Nestlé has successfully appealed Aldi’s opposition to registration of a 4 bar Kit Kat as a trade mark: Societe Des Produits Nestle S.A. v Aldi Stores (A Limited Partnership)  FCA 218 The trade mark is TM No. 822780 for this: The endorsement reads: The trade mark consists of the shape of the goods, being four bars attached to one another by a thin base as depicted in the representations attached to the.. Read More
Julian Lee, in the Age yesterday, reported on the concerns of “marketers” about how hard Australian regulators are making it to register a shape as a trade mark, in the wake of: last month’s ruling by Sundberg J against Guylian’s sea-horse shaped chocolate; and the commencement of Nestle’s appeal against Aldi’s successful opposition to registration of the shape of a Kit Kat bar as a trade mark (BDW discussed the decision here, but.. Read More

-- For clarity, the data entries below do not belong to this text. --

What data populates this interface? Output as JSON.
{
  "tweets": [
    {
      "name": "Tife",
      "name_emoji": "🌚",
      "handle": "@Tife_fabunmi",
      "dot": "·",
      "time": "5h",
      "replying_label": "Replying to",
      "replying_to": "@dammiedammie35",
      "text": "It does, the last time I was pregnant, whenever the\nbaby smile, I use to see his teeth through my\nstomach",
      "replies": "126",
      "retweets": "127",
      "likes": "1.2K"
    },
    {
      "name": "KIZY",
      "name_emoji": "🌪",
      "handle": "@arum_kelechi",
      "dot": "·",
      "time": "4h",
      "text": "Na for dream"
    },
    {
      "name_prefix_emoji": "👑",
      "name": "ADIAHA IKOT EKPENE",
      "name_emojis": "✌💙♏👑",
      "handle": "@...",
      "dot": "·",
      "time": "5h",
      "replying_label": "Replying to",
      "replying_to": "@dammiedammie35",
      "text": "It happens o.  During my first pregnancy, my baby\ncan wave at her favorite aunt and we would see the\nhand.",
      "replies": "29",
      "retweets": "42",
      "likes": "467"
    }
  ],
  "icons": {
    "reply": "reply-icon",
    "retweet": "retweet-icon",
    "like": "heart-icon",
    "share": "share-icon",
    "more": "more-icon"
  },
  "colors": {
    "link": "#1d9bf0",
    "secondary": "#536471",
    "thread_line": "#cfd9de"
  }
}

Having secured an International Registration, Guylain tried to register a chocolate in this shape as a trade mark in Australia through the Madrid Protocol (TM App 936483). Sundberg J, on appeal from the Registrar’s refusal, has also rejected it as incapable of distinguishing Guylain’s goods (pralines and chocolate, to be precise) under s 41. Not inherently adapted — enough First, Sundberg J was satisfied that the sea-horse shaped chocolate was inherently adapted to.. Read More